Template:Future stadium

Stadium WA
LocationSubiaco, Western Australia
OwnerGovernment of Western Australia
Capacity60,000 (approx.)
Opened2014 (planned)
Fremantle Football Club (AFL) (planned for 2014-)
West Coast Eagles (AFL) (planned for 2014- )
Western Force (Super 14) (planned for 2014- )

Stadium WA, will be a new sports stadium in Perth, Western Australia. It will be located in the suburb of Subiaco, a few kilometres west of Perth's city centre. It is to be built adjacent to Subiaco Oval on Kitchener Park. With a capacity of 60,000, it will be Western Australia's largest sports venue.

The stadium is scheduled to be built between 2011 and 2016, with the majority of the stadium being completed in 2014. Subiaco Oval will be demolished between 2014–2016 to allow the end of construction on Stadium WA. The staged construction would allow for football to be played at the new venue by 2014, when the stadium is two-thirds completed with an initial capacity of 40,000 seats.[1][2]

The stadium will mainly be used for Australian rules football matches, being the home ground for the West Coast Eagles and Fremantle Football Clubs, the two Western Australian teams in the Australian Football League.
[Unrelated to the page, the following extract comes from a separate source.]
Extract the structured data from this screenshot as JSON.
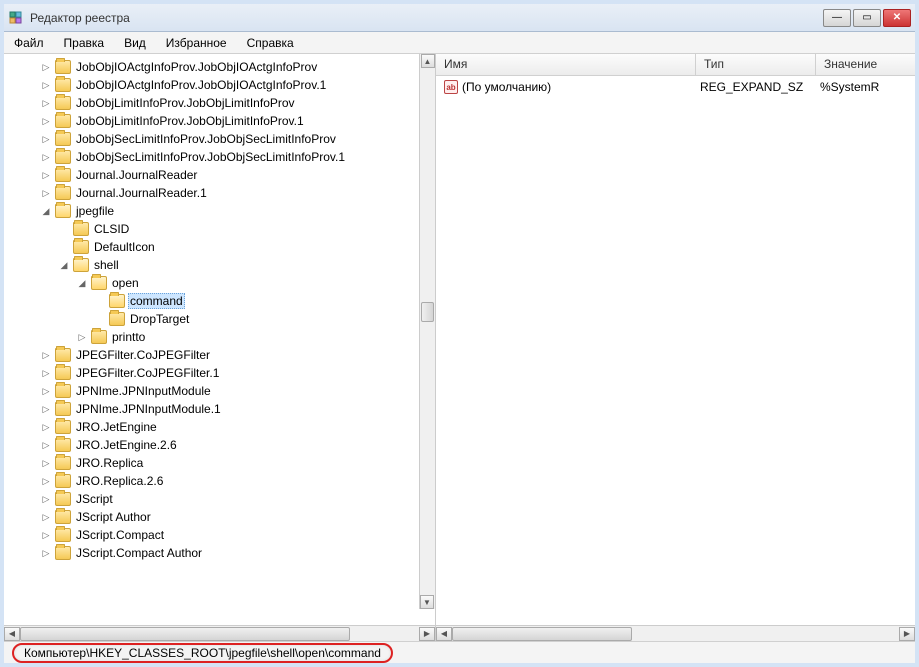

It will also be the home ground for Perth's Super 14 rugby union team the Western Force, and will be available for rugby union Test Matches, cricket, soccer and rock concerts.[2]


In 2005 the West Australian Football Commission released a $235 million plan (excluding transport infrastructure or land acquisitions) to increase Subiaco Oval to a 60,000 seat venue in a staged project. An alternative plan was tabled for the construction of a new stadium, called "Stadium WA", which would seat 70,000 and have retractable seating to cater for rectangular field codes.

The Government of Western Australia had already commenced development of a Major Stadia review project in late 2003 which led to much interest in the future of major sporting venues in Western Australia. A Major Stadia Taskforce was appointed in early 2005 and it released its final report in May 2007, which recommended the construction of a new 60,000 seat stadium at either Kitchener Park (which adjoins Subiaco Oval) or in East Perth, which would be suitable for Australian rules football, cricket and also rectangular-field sports such as rugby. Construction costs of $850 million were based on a December 2008 start, with a four-year completion period. It recommended against the further development of Subiaco Oval, which would be demolished.

In July 2007 the Government of Western Australia announced its preference to build a new 60,000-seat stadium rather than re-develop Subiaco Oval,[3] and in early 2008 it confirmed that Subiaco Oval would be demolished for the new Perth super-stadium to be built next door at Kitchener Park.[1] This site was chosen ahead of the other suggested site at the old East Perth Power Station, which will instead house a new $500 million museum.[4]


The stadium will be oval in shape to accommodate Australian rules football and cricket games. The stadium will also have retractable seating which will reconfigure the venue to make it suitable for rectangular-field sports codes, such as soccer and rugby.[5] These retractable seats will number 22,000, and will be situated along the touch lines and behind the posts in the rectangular configuration.

Although intended to hold 60,000 people, the stadium will be designed in such a way that the capacity can be increased to 70,000 if needed in the future.[2]


The stadium is expected to cost $1.1 billion, including $800 million to construct the stadium itself and $300 million in associated infrastructure, property acquisition, escalation, transport infrastructure and other costs.[1] This will involve resuming 27 private residences and moving residents from another 66 state housing properties surrounding Subiaco Oval. These state housing tenants will be relocated within the Subiaco area.[2]

The project will be funded by the Government of Western Australia, which has announced that it will be seeking Federal Government and private help to fund the project, but that it was not relying on it. It will be overseen by the Government's Office of Strategic Projects.[2][4]